The federal government, which filed the charges, alleges that Lam established a business that provided temporary employment services to contracting companies in the Boston and south shore areas of Massachusetts. The business operated until the spring of 1998 using various names, including New England Temporary Work, New England Temp Work and N. Tech Temp Service. Lam, along with others, allegedly opened and ran these businesses in the names of three individuals who acted as "straws" in order to hide the true ownership of these companies.
The government alleges that during this time period, no income tax returns were filed by any of the businesses. While at the same time, U.S. Quarterly Employment Tax returns (Forms 941) were filed which underestimated both the maximum number of employees employed during any fiscal quarter and the annual payroll.
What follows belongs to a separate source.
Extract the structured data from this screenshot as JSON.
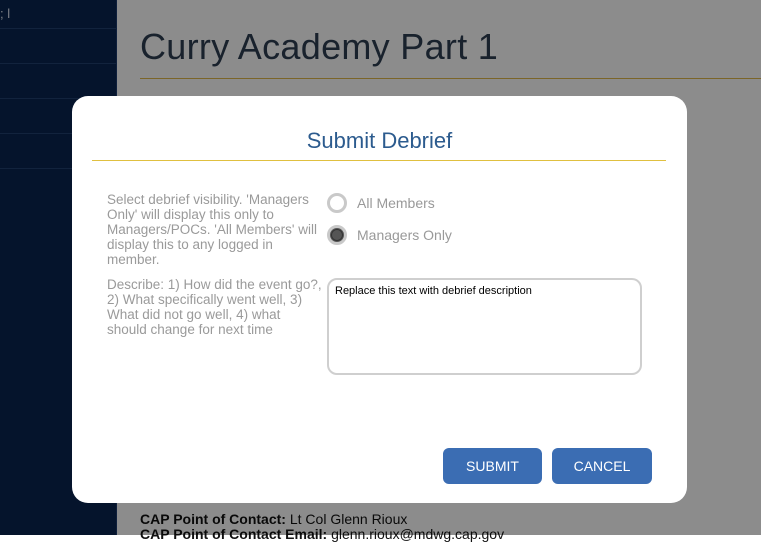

The government also claims that in order to lower their insurance premiums, Lam falsely reported his companies' maximum number of employees to the Workers' Compensation Rating and Inspection Bureau of Massachusetts and to various insurance companies.
If convicted on these charges, Lam faces up to five years' imprisonment and three years' probation, and a $250,000 fine.
The Internal Revenue Service, Criminal Investigation, and the Federal Bureau of Investigation investigated the case, and it is being prosecuted by Assistant U.S. Attorney Stephen G. Huggard, chief of the Public Corruption & Special Prosecutions Unit.